WAGNER, MATHILDA DOEBBLER (1856–1944). Mathilda Wagner, memoirist, was born on August 29, 1856, in Fredericksburg, one of five children of Louis and Mathilda Doebbler. Seven years before her death she dictated her life story to her granddaughter Winifred Cade, and the manuscript was published in 1937 as I Think Back: Being the Memoirs of Grandma Gruen. The book is significant for what it reveals about life in the middle and late nineteenth-century Hill Country, for its insights into experiences particular to girls and women of that place and time, and for information about contemporary life expectancy, child labor, family structure, and marriage. Mathilda's parents escaped political upheaval and immigrated to Fredericksburg in the early 1850s. Her father was a stonemason, and her mother did fancy sewing. Her only brother drowned in a mill stream, and her mother died of an infection when Mathilda was a child. Because Louis Doebbler could not care for four girls alone, he sent them to live with and work for other families. As children, one sister died from accidental poisoning, and another suffered a crushed and permanently disfigured hand while working with a sugar press. Her father remarried, but Mrs. Wagner described her stepmother as a cruel woman who beat her own children as well as her stepchildren. At nine Mathilda was sent to San Antonio to live and work for a family that hired her out to pick cotton in New Braunfels. She was, however, sent to school and confirmed in an evangelical Lutheran church. She survived the cholera epidemic of 1866 and in her memoir described the sight of death wagons collecting bodies. In 1872, when she was sixteen, Mathilda Doebbler married Fredrick William Gruen, thirteen years her senior, to escape her living conditions. They lived for a time with his parents, then moved into a log cabin on his farmland. The couple had ten children. They eventually lived in a two-story stone house her father built, but about 1890 hard times forced them to sell out and move to Kerrville, where they took in boarders. She wrote of envying her husband's freedom to come in from the fields and rest while she continued into the evening with boarder-related chores that he considered women's work. Fredrick Gruen shot and killed himself, an act Mathilda Gruen described as an accident. After his death she and six children moved to San Antonio, where she married John Wagner and helped raise his two children. Mathilda Wagner died in San Antonio in 1944, having outlived both husbands and several children.
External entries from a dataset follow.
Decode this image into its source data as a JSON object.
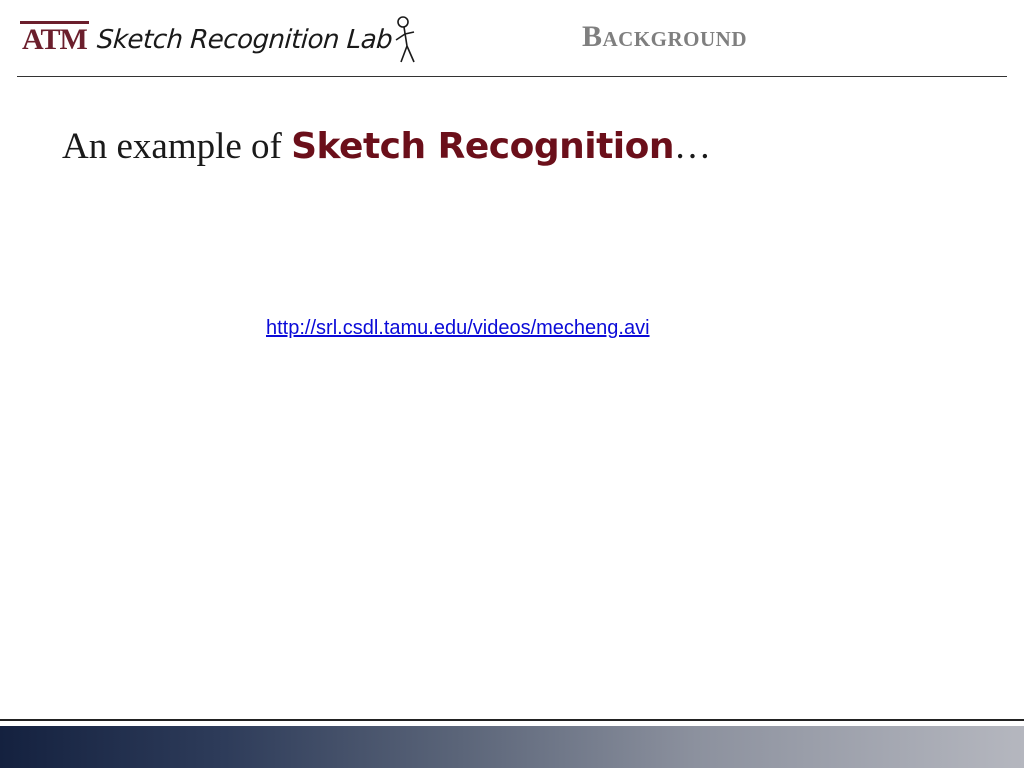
{
  "header": {
    "logo_monogram": "ATM",
    "logo_text": "Sketch Recognition Lab",
    "section_title": "Background"
  },
  "slide": {
    "title_lead": "An example of ",
    "title_emphasis": "Sketch Recognition",
    "title_tail": "…",
    "video_link": "http://srl.csdl.tamu.edu/videos/mecheng.avi"
  },
  "colors": {
    "brand_maroon": "#6b1e2c",
    "title_emphasis": "#6b0f1a",
    "section_title_gray": "#7f7f7f",
    "link_blue": "#0b0bd8"
  }
}
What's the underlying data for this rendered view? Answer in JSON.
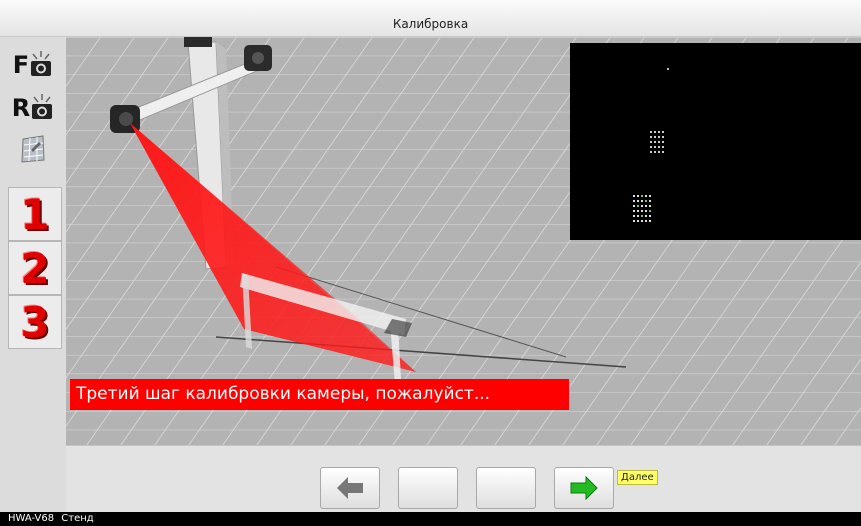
{
  "window": {
    "title": "Калибровка"
  },
  "sidebar": {
    "front_camera_label": "F",
    "rear_camera_label": "R",
    "steps": [
      "1",
      "2",
      "3"
    ]
  },
  "scene": {
    "message": "Третий шаг калибровки камеры, пожалуйст..."
  },
  "navigation": {
    "next_tooltip": "Далее",
    "back_arrow_color": "#777777",
    "next_arrow_color": "#22bb22"
  },
  "status": {
    "model": "HWA-V68",
    "mode": "Стенд"
  }
}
Jo Ella Powell Exley, ed., Texas Tears and Texas Sunshine: Voices of Frontier Women (College Station: Texas A&M University Press, 1985). Crystal Sasse Ragsdale, ed., The Golden Free Land: The Reminiscences and Letters of Women on an American Frontier (Austin: Landmark, 1976).
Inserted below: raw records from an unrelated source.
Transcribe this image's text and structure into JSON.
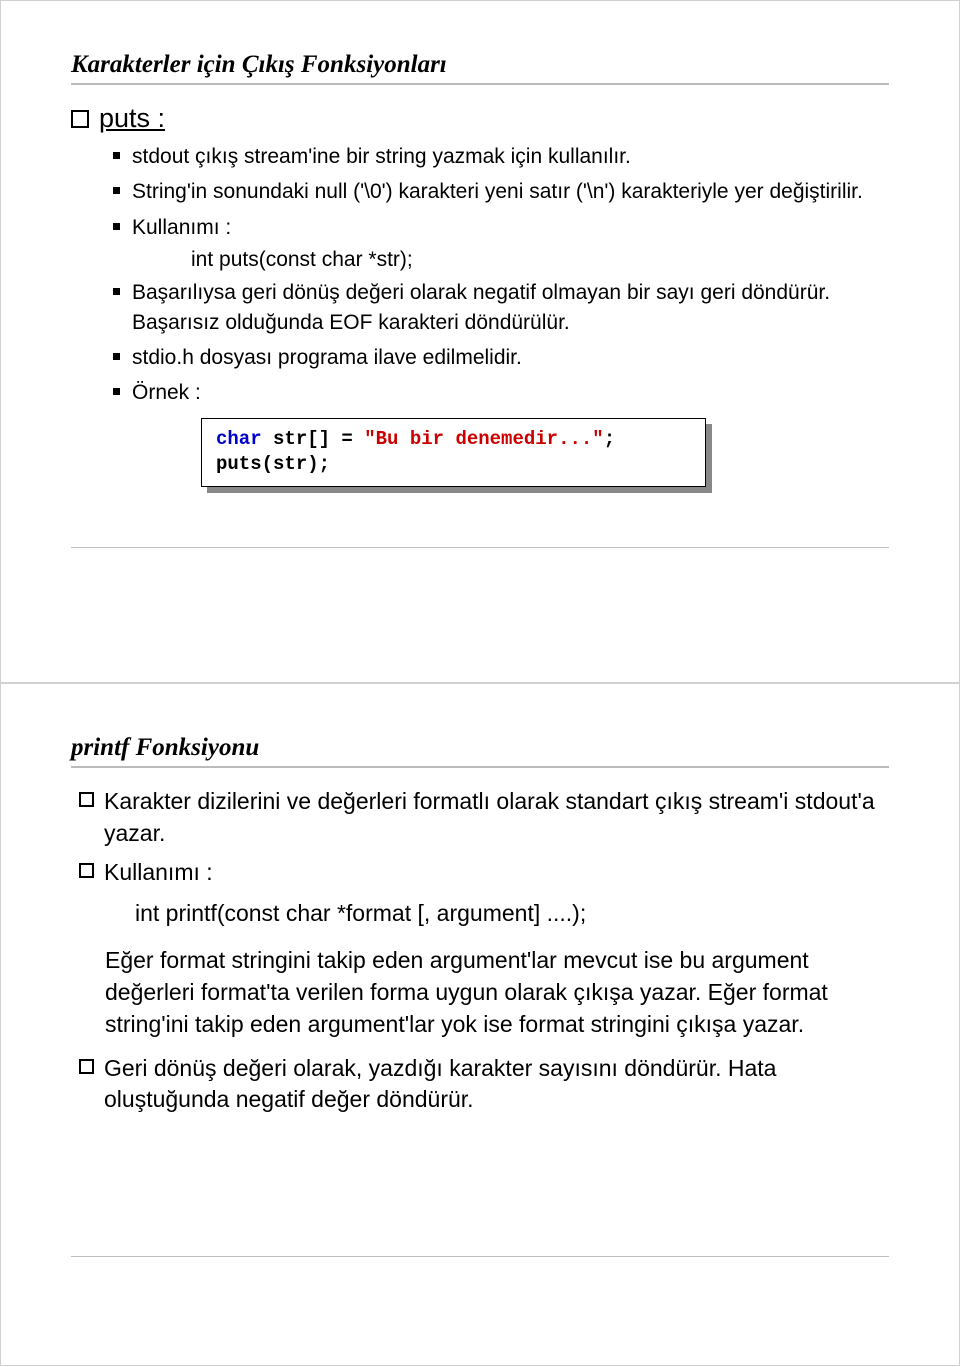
{
  "slide1": {
    "title": "Karakterler için Çıkış Fonksiyonları",
    "heading": "puts :",
    "bullets": {
      "b1": "stdout çıkış stream'ine bir string yazmak için kullanılır.",
      "b2": "String'in sonundaki null ('\\0') karakteri yeni satır ('\\n') karakteriyle yer değiştirilir.",
      "b3": "Kullanımı :",
      "b3_sig": "int puts(const char *str);",
      "b4": "Başarılıysa geri dönüş değeri olarak negatif olmayan bir sayı geri döndürür. Başarısız olduğunda EOF karakteri döndürülür.",
      "b5": "stdio.h dosyası programa ilave edilmelidir.",
      "b6": "Örnek :"
    },
    "code": {
      "kw": "char",
      "decl": " str[] = ",
      "str": "\"Bu bir denemedir...\"",
      "semi": ";",
      "line2": "puts(str);"
    }
  },
  "slide2": {
    "title": "printf Fonksiyonu",
    "bullets": {
      "b1": "Karakter dizilerini ve değerleri formatlı olarak standart çıkış stream'i stdout'a yazar.",
      "b2": "Kullanımı :",
      "b2_sig": "int printf(const char *format [, argument] ....);",
      "p1": "Eğer format stringini takip eden argument'lar mevcut ise bu argument değerleri format'ta verilen forma uygun olarak çıkışa yazar. Eğer format string'ini takip eden argument'lar yok ise format stringini çıkışa yazar.",
      "b3": "Geri dönüş değeri olarak, yazdığı karakter sayısını döndürür. Hata oluştuğunda negatif değer döndürür."
    }
  }
}
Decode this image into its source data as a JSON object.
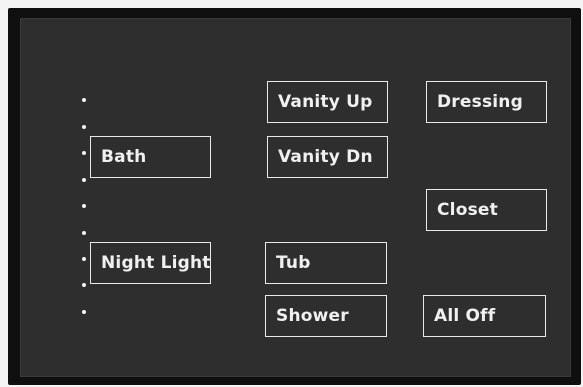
{
  "panel": {
    "background_color": "#2e2e2e",
    "border_color": "#e8e8e8",
    "text_color": "#f0f0f0"
  },
  "indicator_dots_count": 9,
  "buttons": {
    "bath": "Bath",
    "night_light": "Night Light",
    "vanity_up": "Vanity Up",
    "vanity_dn": "Vanity Dn",
    "tub": "Tub",
    "shower": "Shower",
    "dressing": "Dressing",
    "closet": "Closet",
    "all_off": "All Off"
  }
}
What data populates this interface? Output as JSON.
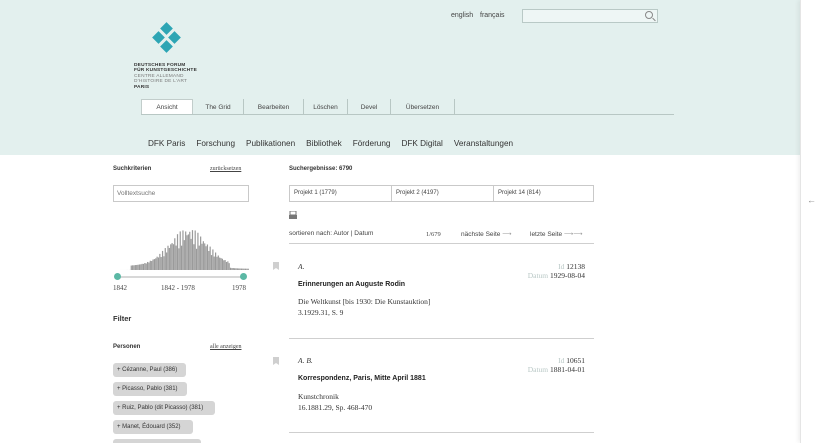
{
  "header": {
    "languages": [
      "english",
      "français"
    ],
    "logo_lines": [
      "DEUTSCHES FORUM",
      "FÜR KUNSTGESCHICHTE",
      "CENTRE ALLEMAND",
      "D'HISTOIRE DE L'ART",
      "PARIS"
    ],
    "tabs": [
      "Ansicht",
      "The Grid",
      "Bearbeiten",
      "Löschen",
      "Devel",
      "Übersetzen"
    ],
    "nav": [
      "DFK Paris",
      "Forschung",
      "Publikationen",
      "Bibliothek",
      "Förderung",
      "DFK Digital",
      "Veranstaltungen"
    ]
  },
  "sidebar": {
    "criteria_label": "Suchkriterien",
    "reset_label": "zurücksetzen",
    "fulltext_placeholder": "Volltextsuche",
    "range_min": "1842",
    "range_mid": "1842 - 1978",
    "range_max": "1978",
    "filter_label": "Filter",
    "persons_label": "Personen",
    "show_all_label": "alle anzeigen",
    "persons": [
      "+ Cézanne, Paul (386)",
      "+ Picasso, Pablo (381)",
      "+ Ruiz, Pablo (dit Picasso) (381)",
      "+ Manet, Édouard (352)"
    ]
  },
  "results": {
    "count_label": "Suchergebnisse: 6790",
    "projects": [
      "Projekt 1 (1779)",
      "Projekt 2 (4197)",
      "Projekt 14 (814)"
    ],
    "sort_label": "sortieren nach: Autor | Datum",
    "page": "1/679",
    "next_label": "nächste Seite",
    "last_label": "letzte Seite",
    "items": [
      {
        "author": "A.",
        "id_label": "Id",
        "id": "12138",
        "date_label": "Datum",
        "date": "1929-08-04",
        "title": "Erinnerungen an Auguste Rodin",
        "source_line1": "Die Weltkunst [bis 1930: Die Kunstauktion]",
        "source_line2": "3.1929.31, S. 9"
      },
      {
        "author": "A. B.",
        "id_label": "Id",
        "id": "10651",
        "date_label": "Datum",
        "date": "1881-04-01",
        "title": "Korrespondenz, Paris, Mitte April 1881",
        "source_line1": "Kunstchronik",
        "source_line2": "16.1881.29, Sp. 468-470"
      }
    ]
  },
  "colors": {
    "header_bg": "#e3f0ee",
    "logo_teal": "#2da5b4",
    "slider_knob": "#5bb8a5"
  }
}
The following, adapted from the Chicago Manual of Style, 15th edition, is the preferred citation for this article.Jo Ella Powell Exley, "WAGNER, MATHILDA DOEBBLER," Handbook of Texas Online (http://www.tshaonline.org/handbook/online/articles/fwaab), accessed May 22, 2013. Published by the Texas State Historical Association.